Blue-sky thinking aside, Doctorow and Shirkey make it plain that there’s no reason bookstores have to die off… but it’s up to the people that run them (and, to some extent, those who use them, too) to make some changes in the direction of sustainability.

Rushkoff on radical abundance and the economics of Web Cubed

Paul Raven @ 23-11-2009

I’ve mentioned Douglas Rushkoff here a few times before (both as a thinker and a writer of comics and fiction), and I’m also deeply interested in alternative economic structures, so the following video of Rushkoff’s swift fifteen-minute keynote speech to the O’Reilly Web 2.0 conference was like internet crack for me.

I strongly recommend you watch it; even if you don’t agree with all of his points, Rushkoff’s got a very coherent vision, and seems to be one of the few alternative currency advocates who’s thought beyond the basics. In a nutshell, he’s saying we need to shift paradigms, and move from extracting value to exchanging value. Take a look:

The road to post-scarcity

Paul Raven @ 15-04-2009

geodesic architectureIt seems that nothing can prevent Futurismic fiction regular Jason Stoddard from looking for the silver lining to every cloud – even beyond his fictional output. [image by dno1967]

Point in case: his recent article for transhumanist/futurist organ H+ Magazine, which glories in the sprawling title “First Steps Towards Post scarcity: or Why the Current Financial Crisis is the End of the World As We Know It (And Why You Should Feel Fine)“.

A lot of the ideas Stoddard raises will be familiar to science fiction readers, and many of his points are made by looking at the current situation from a different angle to the fashionable mode of doom and gloom. For example:

We’re also already starting to see some examples of near post-scarcity. Consider computers and communications. If you’re willing to use a computer that’s a couple of years old, you can probably find a hand-me-down for free, and then happily talk to your friends around the world on Skype using free public wi-fi.

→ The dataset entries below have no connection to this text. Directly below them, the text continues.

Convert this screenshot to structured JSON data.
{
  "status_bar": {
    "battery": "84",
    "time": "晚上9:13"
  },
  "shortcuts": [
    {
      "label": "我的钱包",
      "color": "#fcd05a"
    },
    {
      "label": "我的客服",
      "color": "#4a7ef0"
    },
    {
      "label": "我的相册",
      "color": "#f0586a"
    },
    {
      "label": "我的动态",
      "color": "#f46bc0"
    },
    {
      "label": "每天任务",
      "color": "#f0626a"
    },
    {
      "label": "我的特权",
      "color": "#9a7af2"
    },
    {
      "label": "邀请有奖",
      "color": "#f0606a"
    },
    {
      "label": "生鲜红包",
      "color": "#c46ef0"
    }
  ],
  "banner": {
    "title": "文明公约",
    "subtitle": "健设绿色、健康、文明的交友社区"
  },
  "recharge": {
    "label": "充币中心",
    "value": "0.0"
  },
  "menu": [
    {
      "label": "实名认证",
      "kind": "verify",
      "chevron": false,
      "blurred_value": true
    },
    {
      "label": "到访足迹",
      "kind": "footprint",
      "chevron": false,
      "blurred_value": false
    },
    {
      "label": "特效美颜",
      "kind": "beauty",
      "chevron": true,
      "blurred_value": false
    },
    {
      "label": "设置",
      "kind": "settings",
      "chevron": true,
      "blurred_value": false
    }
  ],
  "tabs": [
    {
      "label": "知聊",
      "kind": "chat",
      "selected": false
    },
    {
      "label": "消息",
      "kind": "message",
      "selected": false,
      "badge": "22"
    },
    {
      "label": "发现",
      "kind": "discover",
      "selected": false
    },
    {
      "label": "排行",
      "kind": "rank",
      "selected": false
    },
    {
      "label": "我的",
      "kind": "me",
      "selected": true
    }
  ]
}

Or consider that in the last Depression, the main worry was simply getting enough food. Today, the marketplace is more worried about maintaining the marketing budgets of 170 different kinds of toothpaste than about ensuring that everyone has toothpaste. There’s a lot of padding in the system. Couple a financial crisis with this overweight, inefficient system, and you have the stage set for the first transition to post-scarcity: a comprehensive rethink of our concept of value.

You could easily accuse the piece of being Panglossian, but I’m inclined to think that’s a deliberate rhetorical gambit on Stoddard’s part – countering an excess of negativity with a big slice of sf-nal optimism. I’m not that confident that we’ll end up in a nanotech-powered utopia devoid of all wants and needs within my lifetime, but then I’m also not convinced that we’re going to slouch our way into a scenario of global misery and decline. As usual, reality will probably end up somewhere in between the two idealised poles of punditry… but I’m not ashamed to admit I hope it ends up closer to Stoddard’s vision than many of the others.